Heylen, whose co-drivers are Patrick Long and Trent Hindman, will be joined on the GTD front row by the No. 28 Alegra Motorsports Mercedes-AMG GT3 shared by Daniel Morad, Michael de Quesada and Billy Johnson. Morad will start the race in the No. 28 after driving in the for-position qualifying session.
When the pro drivers slid into the GTD cars for the second segment, Hawksworth quickly took control in the No. 14 Vasser Sullivan Lexus RC F GT3. The 30-year-old Brit jumped to the top of the chart early, setting his best lap of 1:59.247 (112.908 mph) midway through the session and parking the car with five minutes still on the clock.
Hawksworth was pleased to take home the maximum points available for qualifying (35).
“You’ll take every point you can get, so obviously we’re really happy with that,” said Hawksworth. “It’s a tenth of what we get for the race, so it is something. So yeah, happy with the points at the end of the day. We need ‘em. We’ll take it where we can.”
Hawksworth, Aaron Telitz and Kyle Kirkwood will drive the No. 14 Lexus in the race. Telitz will start the race from third on the 13-car GTD grid.
“It’s been a really good weekend for us so far,” Hawksworth said. “We rolled off pretty strong, the car’s been working really well, we had a really good session (in Thursday’s night practice). Just really working to preserve the tires for the duration of the stint.”
Garcia, No. 3 Corvette Repeat Record Pole-Winning Effort in GT Le Mans
As with GTD, the GT Le Mans (GTLM) class qualifying resulted in a repeat pole winner.
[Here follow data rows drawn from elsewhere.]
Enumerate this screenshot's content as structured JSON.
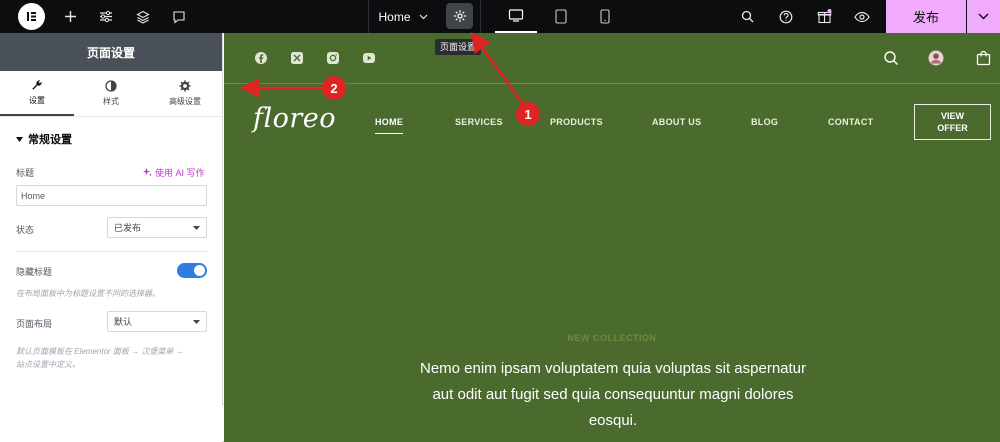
{
  "topbar": {
    "doc_name": "Home",
    "tooltip": "页面设置",
    "publish_label": "发布",
    "colors": {
      "bar": "#0c0d0e",
      "publish": "#f0abfc"
    }
  },
  "panel": {
    "title": "页面设置",
    "tabs": [
      {
        "label": "设置",
        "icon": "wrench-icon"
      },
      {
        "label": "样式",
        "icon": "half-circle-icon"
      },
      {
        "label": "高级设置",
        "icon": "gear-icon"
      }
    ],
    "section_title": "常规设置",
    "title_label": "标题",
    "ai_label": "使用 AI 写作",
    "title_value": "Home",
    "status_label": "状态",
    "status_value": "已发布",
    "hide_title_label": "隐藏标题",
    "hide_title_enabled": true,
    "hide_title_hint": "在布局面板中为标题设置不同的选择器。",
    "page_layout_label": "页面布局",
    "page_layout_value": "默认",
    "layout_hint_line1": "默认页面模板在 Elementor 面板 → 汉堡菜单 →",
    "layout_hint_line2": "站点设置中定义。"
  },
  "site": {
    "brand": "floreo",
    "nav": [
      "HOME",
      "SERVICES",
      "PRODUCTS",
      "ABOUT US",
      "BLOG",
      "CONTACT"
    ],
    "cta_line1": "VIEW",
    "cta_line2": "OFFER",
    "eyebrow": "NEW COLLECTION",
    "hero_line1": "Nemo enim ipsam voluptatem quia voluptas sit aspernatur",
    "hero_line2": "aut odit aut fugit sed quia consequuntur magni dolores",
    "hero_line3": "eosqui.",
    "colors": {
      "background": "#4b6a2e"
    }
  },
  "annotations": {
    "marker1": "1",
    "marker2": "2",
    "color": "#e02424"
  }
}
For the second straight year, Antonio Garcia guided the No. 3 Corvette Racing Chevrolet Corvette C8.R to a track record and pole position in GTLM.
Garcia’s fast lap on Friday was 1:54.910 (117.169 mph), more than a half-second better than the previous standard he’d set in November qualifying with a lap of 1:55.456. It also led a 1-2 Corvette effort on Friday, with Tommy Milner putting in the second-best GTLM lap in the No. 4 Corvette (1:54.944, 117.135 mph).
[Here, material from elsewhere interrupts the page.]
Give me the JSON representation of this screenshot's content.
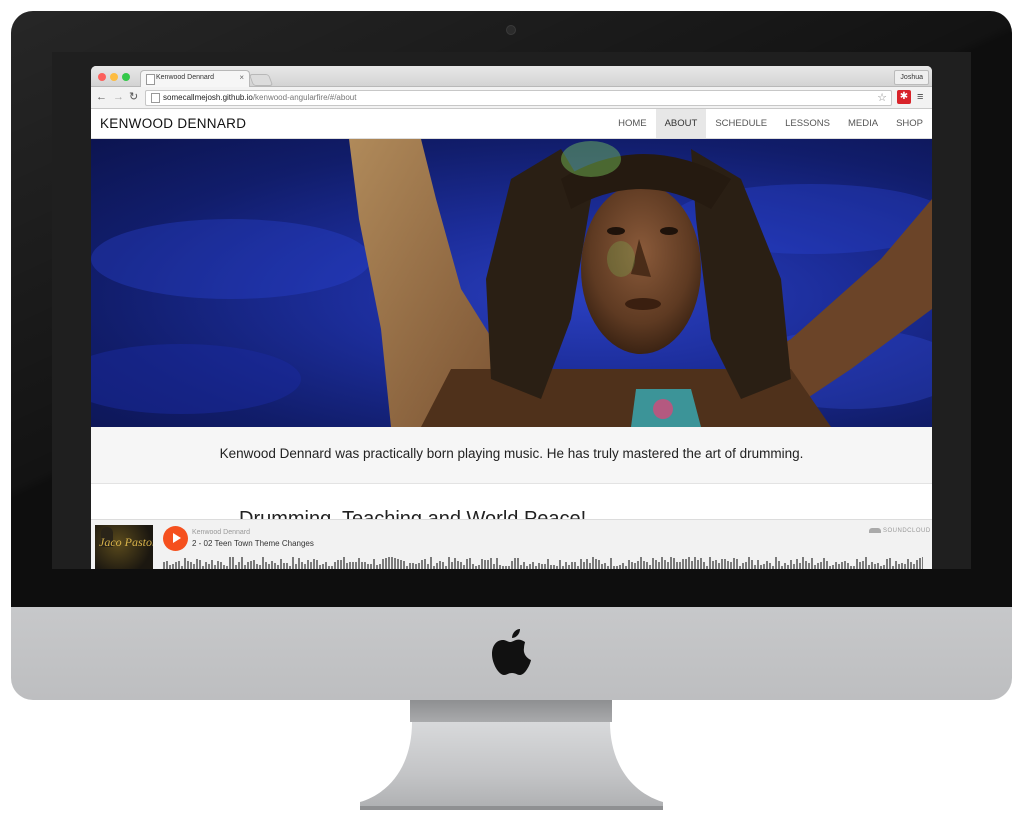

While pleased with the new record, Garcia wasn’t sure it would be possible since the new qualifying format puts GTLM cars in the same segment as the GTD points-qualifying entries.
“It’s always good to be back at Sebring and always special to do qualifying being on lighter (fuel) tanks and going for it,” Garcia said. “I really enjoy that, even though this year with the new rules we are sharing the track with the GTD category. That brings a little more excitement into the qualifying because of the gaps.
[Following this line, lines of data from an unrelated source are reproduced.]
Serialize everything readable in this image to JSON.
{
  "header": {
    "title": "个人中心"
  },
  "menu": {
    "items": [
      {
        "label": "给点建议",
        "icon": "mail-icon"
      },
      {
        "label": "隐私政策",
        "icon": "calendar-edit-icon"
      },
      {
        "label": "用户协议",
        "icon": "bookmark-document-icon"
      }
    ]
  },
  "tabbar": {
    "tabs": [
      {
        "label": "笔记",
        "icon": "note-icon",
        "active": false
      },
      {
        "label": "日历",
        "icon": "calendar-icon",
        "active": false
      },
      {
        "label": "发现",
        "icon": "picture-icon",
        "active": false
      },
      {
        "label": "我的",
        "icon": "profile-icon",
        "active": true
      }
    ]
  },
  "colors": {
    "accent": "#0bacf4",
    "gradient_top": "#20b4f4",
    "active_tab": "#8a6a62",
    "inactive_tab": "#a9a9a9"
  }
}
“You need to place yourself in the right position not to catch them (at the wrong time). It was very stressful. On my fast lap, I had to pass a (GTD) car into (Turn) 17, but it didn’t seem to disturb me too much. Really happy with that, 1-2 for Corvette Racing. Let’s see if we can keep that for tomorrow’s race.”
The No. 3 wasn’t able to convert the 2020 pole position into victory in November. But coming off a win in the 2021 opener, the Rolex 24 At Daytona, Garcia and co-drivers Jordan Taylor and Nicky Catsburg look to keep the momentum going on Saturday.
“Last year we were in position, as we proved setting the pole and then being up there together fighting with the BMWs and Porsches,” Garcia said. “I think we had the pace at the end, but unfortunately we couldn’t fight for it. Tomorrow, it’s just another race where we just need to focus on that, trying to win this thing. It’s going to be tough, as Sebring has always been.
“We just need to survive out there and when it comes to the last two hours, that’s game on. We have unfinished business from last year’s 12 (Hour) and let’s see if we can take home this one, too.”
The 69th Mobil 1 Twelve Hours of Sebring takes the green flag at 10:10 a.m. ET Saturday. The live telecast begins at 10 a.m. on NBCSN, slides to the NBC Sports App and NBCSports.com at noon and returns to NBCSN from 7 p.m. through the race conclusion. The entire telecast is available on TrackPass on NBC Sports Gold. IMSA Radio coverage airs on IMSA.com, RadioLeMans.com and SiriusXM Radio (Sirius channel 216, XM 392, Internet 992).